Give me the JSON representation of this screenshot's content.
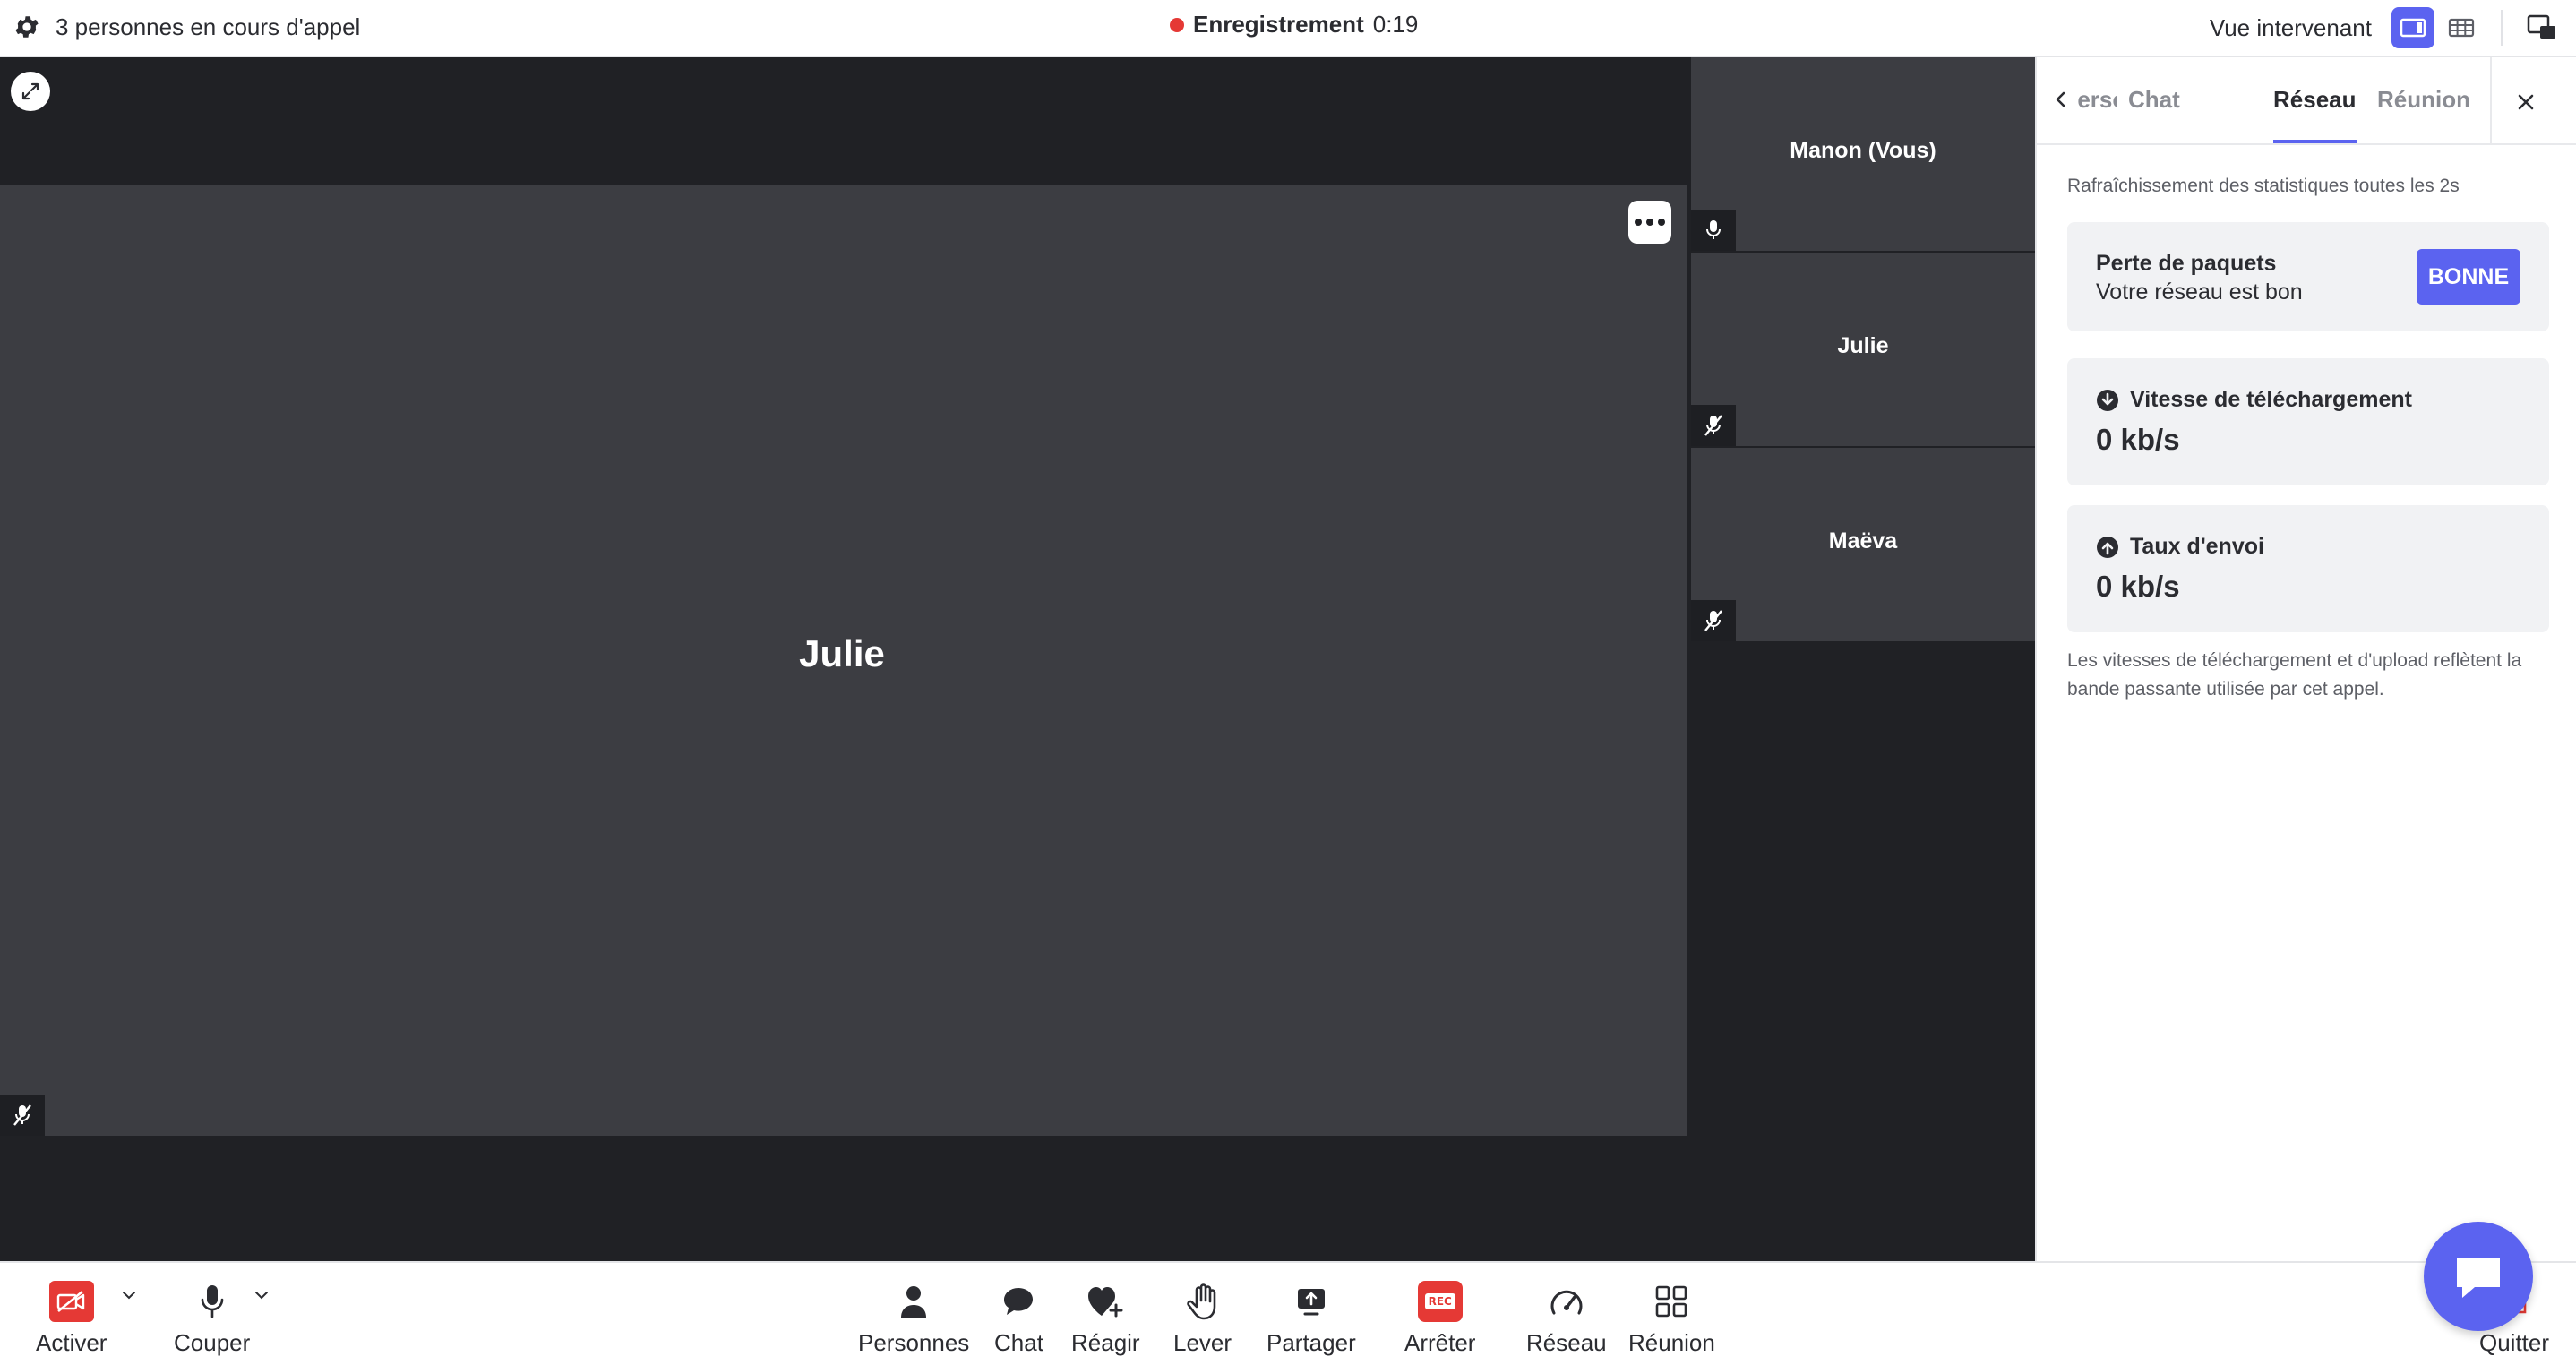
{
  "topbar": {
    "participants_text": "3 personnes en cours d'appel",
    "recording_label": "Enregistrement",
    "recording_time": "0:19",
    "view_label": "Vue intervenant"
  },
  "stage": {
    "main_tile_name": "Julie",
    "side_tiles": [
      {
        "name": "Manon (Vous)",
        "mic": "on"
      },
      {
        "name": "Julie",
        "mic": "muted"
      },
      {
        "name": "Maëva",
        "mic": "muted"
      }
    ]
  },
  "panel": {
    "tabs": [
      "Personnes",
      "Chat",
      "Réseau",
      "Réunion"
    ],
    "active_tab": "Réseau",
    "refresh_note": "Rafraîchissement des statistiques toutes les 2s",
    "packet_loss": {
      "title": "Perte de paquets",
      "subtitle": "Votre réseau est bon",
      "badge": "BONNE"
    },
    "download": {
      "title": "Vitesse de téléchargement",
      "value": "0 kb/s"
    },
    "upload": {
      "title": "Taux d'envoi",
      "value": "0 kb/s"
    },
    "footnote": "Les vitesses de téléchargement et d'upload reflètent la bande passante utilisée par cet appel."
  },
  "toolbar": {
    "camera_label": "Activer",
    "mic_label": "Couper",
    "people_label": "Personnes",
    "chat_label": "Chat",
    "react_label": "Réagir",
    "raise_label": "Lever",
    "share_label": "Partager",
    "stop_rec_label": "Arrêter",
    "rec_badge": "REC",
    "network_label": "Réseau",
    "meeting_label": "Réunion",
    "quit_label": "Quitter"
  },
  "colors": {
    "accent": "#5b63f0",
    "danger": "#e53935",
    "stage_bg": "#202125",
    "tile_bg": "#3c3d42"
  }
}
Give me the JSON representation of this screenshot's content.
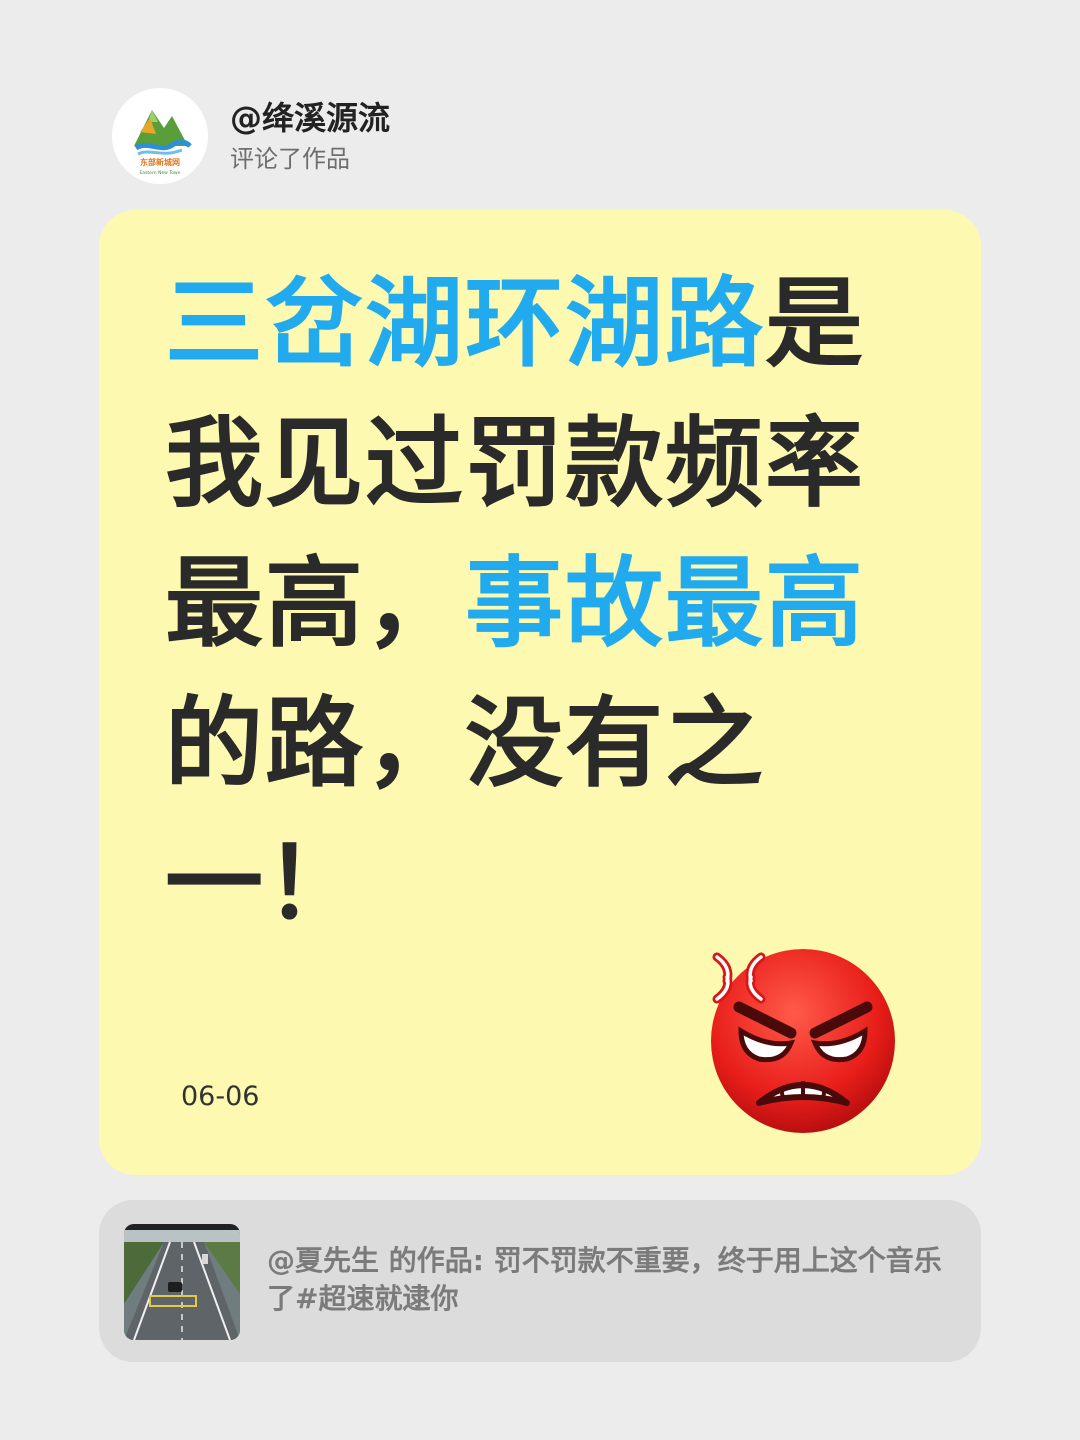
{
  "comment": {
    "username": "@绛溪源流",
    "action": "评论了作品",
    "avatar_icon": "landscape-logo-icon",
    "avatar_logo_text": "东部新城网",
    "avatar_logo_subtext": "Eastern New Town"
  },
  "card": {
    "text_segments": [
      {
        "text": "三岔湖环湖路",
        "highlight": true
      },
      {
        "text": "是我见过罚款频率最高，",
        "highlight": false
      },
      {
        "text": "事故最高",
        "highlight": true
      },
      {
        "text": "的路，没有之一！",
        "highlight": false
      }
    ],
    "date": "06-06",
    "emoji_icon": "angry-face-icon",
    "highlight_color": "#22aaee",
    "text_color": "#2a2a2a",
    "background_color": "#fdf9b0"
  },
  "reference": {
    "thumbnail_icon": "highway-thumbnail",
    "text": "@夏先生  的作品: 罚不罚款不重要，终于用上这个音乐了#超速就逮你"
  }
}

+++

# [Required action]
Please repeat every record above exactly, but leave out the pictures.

# [Problem solution]
Give me the JSON representation of this screenshot's content.
{
  "topbar": {
    "participants_text": "3 personnes en cours d'appel",
    "recording_label": "Enregistrement",
    "recording_time": "0:19",
    "view_label": "Vue intervenant"
  },
  "stage": {
    "main_tile_name": "Julie",
    "side_tiles": [
      {
        "name": "Manon (Vous)",
        "mic": "on"
      },
      {
        "name": "Julie",
        "mic": "muted"
      },
      {
        "name": "Maëva",
        "mic": "muted"
      }
    ]
  },
  "panel": {
    "tabs": [
      "Personnes",
      "Chat",
      "Réseau",
      "Réunion"
    ],
    "active_tab": "Réseau",
    "refresh_note": "Rafraîchissement des statistiques toutes les 2s",
    "packet_loss": {
      "title": "Perte de paquets",
      "subtitle": "Votre réseau est bon",
      "badge": "BONNE"
    },
    "download": {
      "title": "Vitesse de téléchargement",
      "value": "0 kb/s"
    },
    "upload": {
      "title": "Taux d'envoi",
      "value": "0 kb/s"
    },
    "footnote": "Les vitesses de téléchargement et d'upload reflètent la bande passante utilisée par cet appel."
  },
  "toolbar": {
    "camera_label": "Activer",
    "mic_label": "Couper",
    "people_label": "Personnes",
    "chat_label": "Chat",
    "react_label": "Réagir",
    "raise_label": "Lever",
    "share_label": "Partager",
    "stop_rec_label": "Arrêter",
    "rec_badge": "REC",
    "network_label": "Réseau",
    "meeting_label": "Réunion",
    "quit_label": "Quitter"
  },
  "colors": {
    "accent": "#5b63f0",
    "danger": "#e53935",
    "stage_bg": "#202125",
    "tile_bg": "#3c3d42"
  }
}
Give me the JSON representation of this screenshot's content.
{
  "comment": {
    "username": "@绛溪源流",
    "action": "评论了作品",
    "avatar_icon": "landscape-logo-icon",
    "avatar_logo_text": "东部新城网",
    "avatar_logo_subtext": "Eastern New Town"
  },
  "card": {
    "text_segments": [
      {
        "text": "三岔湖环湖路",
        "highlight": true
      },
      {
        "text": "是我见过罚款频率最高，",
        "highlight": false
      },
      {
        "text": "事故最高",
        "highlight": true
      },
      {
        "text": "的路，没有之一！",
        "highlight": false
      }
    ],
    "date": "06-06",
    "emoji_icon": "angry-face-icon",
    "highlight_color": "#22aaee",
    "text_color": "#2a2a2a",
    "background_color": "#fdf9b0"
  },
  "reference": {
    "thumbnail_icon": "highway-thumbnail",
    "text": "@夏先生  的作品: 罚不罚款不重要，终于用上这个音乐了#超速就逮你"
  }
}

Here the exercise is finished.